Cracked Covers

The outlet cover plate is an important safety device because it covers everything in the electrical box, including the electrical terminals (screws) on the sides of the outlet and the bare ends of the circuit wires. Touching these can give you a powerful shock. Cover plates also help to stabilize the outlets. When a cover is cracked the outlet can move more than it should. This can lead to loose wires and premature wear on the outlet. 

Outlet Body

If the plastic body or backplate of the outlet is cracked, the wiring and inner contacts can be exposed within the electrical box and cause a short circuit.

If the box is metal, often the hot wire shorts out on the box and trips the breaker, rendering the circuit off. Although, this is after sparks have flown and there is a loud "pop" before the circuit trips. If you happen to be touching the box at the time, you'll get a shock, too. Loose wires in any type of box or anywhere in an electrical circuit presents a serious fire risk.

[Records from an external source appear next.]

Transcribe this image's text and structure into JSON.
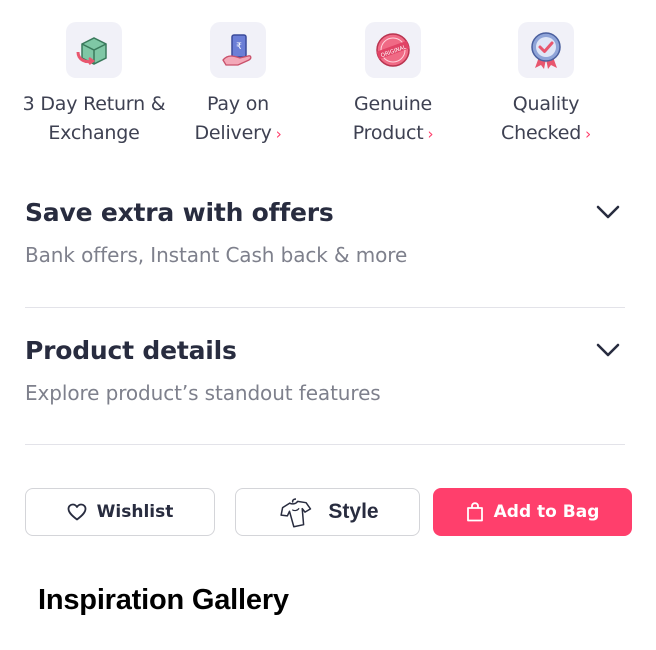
{
  "badges": [
    {
      "line1": "3 Day Return &",
      "line2": "Exchange",
      "icon": "return-box-icon",
      "has_arrow": false
    },
    {
      "line1": "Pay on",
      "line2": "Delivery",
      "icon": "cash-on-delivery-icon",
      "has_arrow": true
    },
    {
      "line1": "Genuine",
      "line2": "Product",
      "icon": "original-stamp-icon",
      "has_arrow": true
    },
    {
      "line1": "Quality",
      "line2": "Checked",
      "icon": "quality-check-icon",
      "has_arrow": true
    }
  ],
  "badge_arrow": "›",
  "offers": {
    "title": "Save extra with offers",
    "subtitle": "Bank offers, Instant Cash back & more"
  },
  "product_details": {
    "title": "Product details",
    "subtitle": "Explore product’s standout features"
  },
  "actions": {
    "wishlist_label": "Wishlist",
    "style_label": "Style",
    "add_to_bag_label": "Add to Bag"
  },
  "gallery": {
    "title": "Inspiration Gallery"
  },
  "colors": {
    "accent": "#ff3f6c",
    "text_primary": "#282c3f",
    "text_secondary": "#7e808c",
    "icon_tile_bg": "#f1f1f8"
  }
}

Loose Outlets

Whether due to cracks in the outlet face or simply wear and tear, outlets that don't hold cords securely are another common problem. What this means is that the electrical contacts within the outlet have lost their tension and fail to hold the prongs on the plug. When a cord is plugged into an outlet, it should hold the cord tightly without hanging or falling out of the outlet. A plug that has slipped partway out is really dangerous because the plug prongs are exposed while they are energized.  

Replace Damaged Outlets

If you have a bad outlet, don't hesitate to replace it with a new one. Wiring an outlet isn't all that hard to do yourself. You may also have a GFCI (ground-fault circuit interrupter) outlet that needs replacing. GFCIs are also an easy replacement and are an important part of safety in your home.